Llio's treatment of the medieval theme is masterful and her emphasis on musical detail is at all times controlled, poised and disciplined. The high point of this release is the programmatic and somewhat gargantuan Gwenllian,where we enter the courtly world of princes, knights and decorum. This item is steeped in the anguish and tragic deprivation of the incarcerated heroine and while the motivic ideas on occasion seem familiar, they are nevertheless the products of the performer's own fruitful mind.

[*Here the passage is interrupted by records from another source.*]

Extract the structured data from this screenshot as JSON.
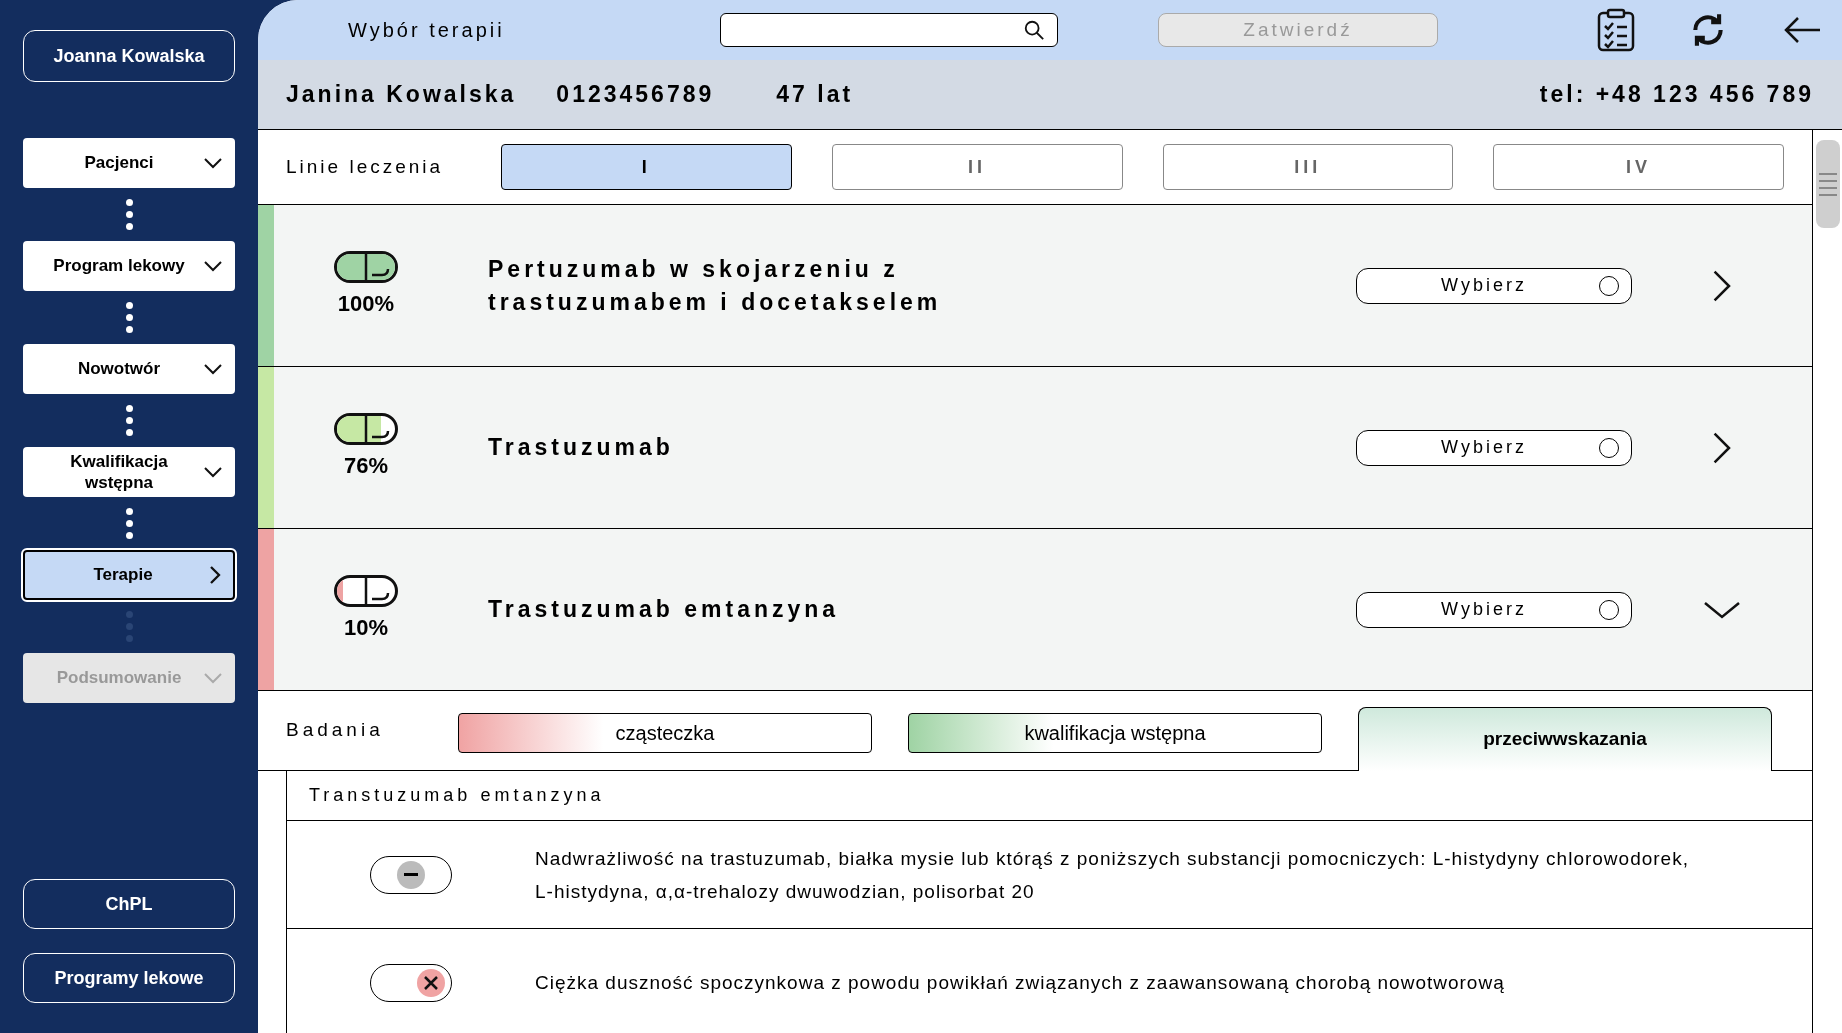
{
  "sidebar": {
    "user": "Joanna Kowalska",
    "steps": [
      {
        "label": "Pacjenci",
        "selected": false,
        "disabled": false
      },
      {
        "label": "Program lekowy",
        "selected": false,
        "disabled": false
      },
      {
        "label": "Nowotwór",
        "selected": false,
        "disabled": false
      },
      {
        "label": "Kwalifikacja wstępna",
        "selected": false,
        "disabled": false
      },
      {
        "label": "Terapie",
        "selected": true,
        "disabled": false
      },
      {
        "label": "Podsumowanie",
        "selected": false,
        "disabled": true
      }
    ],
    "bottom_buttons": [
      "ChPL",
      "Programy lekowe"
    ]
  },
  "top_bar": {
    "title": "Wybór terapii",
    "confirm": {
      "label": "Zatwierdź",
      "disabled": true
    }
  },
  "patient": {
    "name": "Janina Kowalska",
    "id": "0123456789",
    "age": "47 lat",
    "phone": "tel: +48 123 456 789"
  },
  "treatment_lines": {
    "label": "Linie leczenia",
    "tabs": [
      {
        "label": "I",
        "selected": true
      },
      {
        "label": "II",
        "selected": false
      },
      {
        "label": "III",
        "selected": false
      },
      {
        "label": "IV",
        "selected": false
      }
    ]
  },
  "therapies": [
    {
      "name": "Pertuzumab w skojarzeniu z trastuzumabem i docetakselem",
      "percent": "100%",
      "level": 1,
      "color": "#9fd3a4",
      "button": "Wybierz",
      "selected": false,
      "expanded": false
    },
    {
      "name": "Trastuzumab",
      "percent": "76%",
      "level": 0.76,
      "color": "#c6e8a4",
      "button": "Wybierz",
      "selected": false,
      "expanded": false
    },
    {
      "name": "Trastuzumab emtanzyna",
      "percent": "10%",
      "level": 0.1,
      "color": "#eea3a3",
      "button": "Wybierz",
      "selected": false,
      "expanded": true
    }
  ],
  "details": {
    "label": "Badania",
    "tabs": [
      {
        "label": "cząsteczka",
        "selected": false,
        "color": "#f0a3a3"
      },
      {
        "label": "kwalifikacja wstępna",
        "selected": false,
        "color": "#9fd3a4"
      },
      {
        "label": "przeciwwskazania",
        "selected": true,
        "color": "#cfe9dc"
      }
    ],
    "table_title": "Transtuzumab emtanzyna",
    "rows": [
      {
        "kind": "neutral",
        "text": "Nadwrażliwość na trastuzumab, białka mysie lub którąś z poniższych substancji pomocniczych: L-histydyny chlorowodorek, L-histydyna, α,α-trehalozy dwuwodzian, polisorbat 20"
      },
      {
        "kind": "negative",
        "text": "Ciężka duszność spoczynkowa z powodu powikłań związanych z zaawansowaną chorobą nowotworową"
      }
    ]
  }
}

Extemporised variation techniques play a significant role throughout this entire collection. Here you can enjoy the heartfelt introspection of Tra bo Calon, with its rhythmic assertiveness, bask in the quiet contemplative mood of Gwales, in vers libre style, rich in its sonorous harmonies and meditate on the soothingly melancholic beauty of Crud y Fenai. There is something decidedly brave and inspirational about Lincolnshire, again in vers libre style, while Diniweidrwydd's charm gladdens the mind before the set draws to a full close with a progressive Glwysen air.
This CD is a true classic, worthy of international recognition in every respect.
world music magazine RECENSIONI
Per finire, il nuovo album dell'arpista gallese Llio Rhydderch, personalità dal rimarchevole bagaglio musicale già nota ai nostri lettori più fedeli. Llio è una virtuosa dell'arpa tripla, strumento che presenta tre serie di corde, una cromatica centrale e due diatoniche esterne. Realizza ora il suo quarto album intitolato Gwenllian, dal nome di una principessa medievale gallese dalle tragiche vicende. II lavoro dell'artista, strutturato in sette composizioni, è impeccabile a livello di registrazione, straordinario per tecnica esecutiva, evocativo ed emozionante nello sviluppo melodico e narrativo, con superbe sequenze improvvisative.
Ciro De Rosa